Six games in, the secondary has not turned into a force but it has not been a major weakness of late. Penn State's passing defense ranks sixth in the Big Ten, giving up an average of 212.3 yards per game.
Two key changes, along with the emergence of Stephen Obeng-Agyapong, have helped Penn State in the past four games, all victories.
Those first two games -- both losses -- weren't pretty. Ohio passed for 324 yards, most of them in the second half. Virginia threw for 263 yards, the holes in the passing defense never more obvious than on the Cavaliers' last drive, when their quarterback, Michael Rocco, completed five-of-five passes for 91 yards.
Cornerback Stephon Morris called out the secondary after that game. He said their weaknesses, especially on third down, had failed the team.
Since then, Penn State has allowed an average of 171.75 passing yards per game. Only Illinois has had more than 200 against the Nittany Lions in the past four games.
"It's more intense, a lot more communication and better energy going toward it," safety Malcolm Willis said.
The passing defense has provided new looks these past four games. Obeng-Agyapong, a safety, increased his role, finishing second on the team in tackles against Navy and getting a pass breakup and tackle for loss against Temple.
On third downs, the complexion of the passing defense has changed. Linebacker Mike Hull generally replaces Glenn Carson. Freshman Da'Quan Davis enters as a cornerback, while cornerback Adrian Amos moves to safety. His versatility has been praised since August.
"It's benefited us greatly because we've been able to get off the field in those situations," Willis said. "That just speaks to the athlete he is. He's able to play almost any position on the field. His athleticism is a plus to us."
The Northwestern game provided the improved secondary's biggest test to date. After throwing for 310 yards last week against Indiana, the Wildcats had 135 yards through the air against Penn State. They didn't complete a pass longer than 6 yards until the final two minutes of the first half.

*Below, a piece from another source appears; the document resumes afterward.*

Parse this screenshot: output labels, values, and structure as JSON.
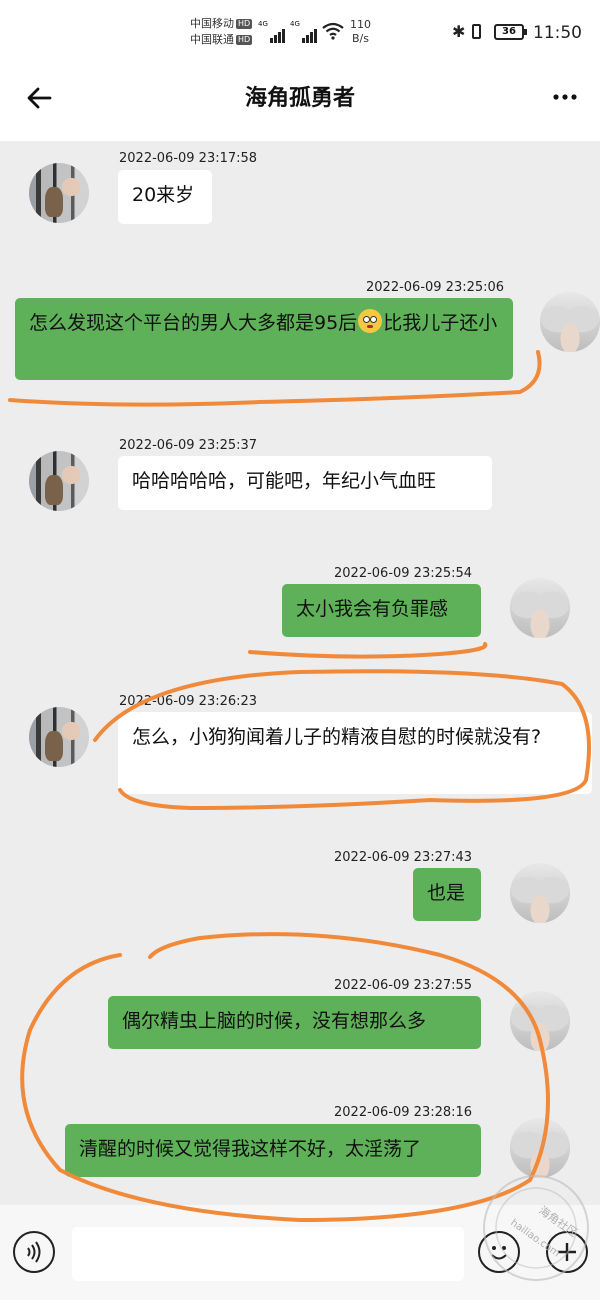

The game provided a benchmark for how far the passing defense has come since early September.
"Everyone knows how hard that offense is to stop," cornerback Stephon Morris said of Northwestern. "They always have these good quarterbacks. ... It means a lot to this defense."
• Game: Penn State at Iowa, 8 p.m. Oct. 20.
• TV: Big Ten Network.
Pass defense in the Big Ten
Rk Team Avg/G
1 Michigan 155.0
2 Nebraska 177.8
3 Minnesota 181.6
4 Michigan State 186.3
5 Iowa 204.0
6 Penn State 212.3
7 Purdue 219.4
8 Wisconsin 223.3
9 Illinois 226.8
10 Indiana 246.2
11 Ohio State 265.3
12 Northwestern 287.8
First Published October 8, 2012 12:00 am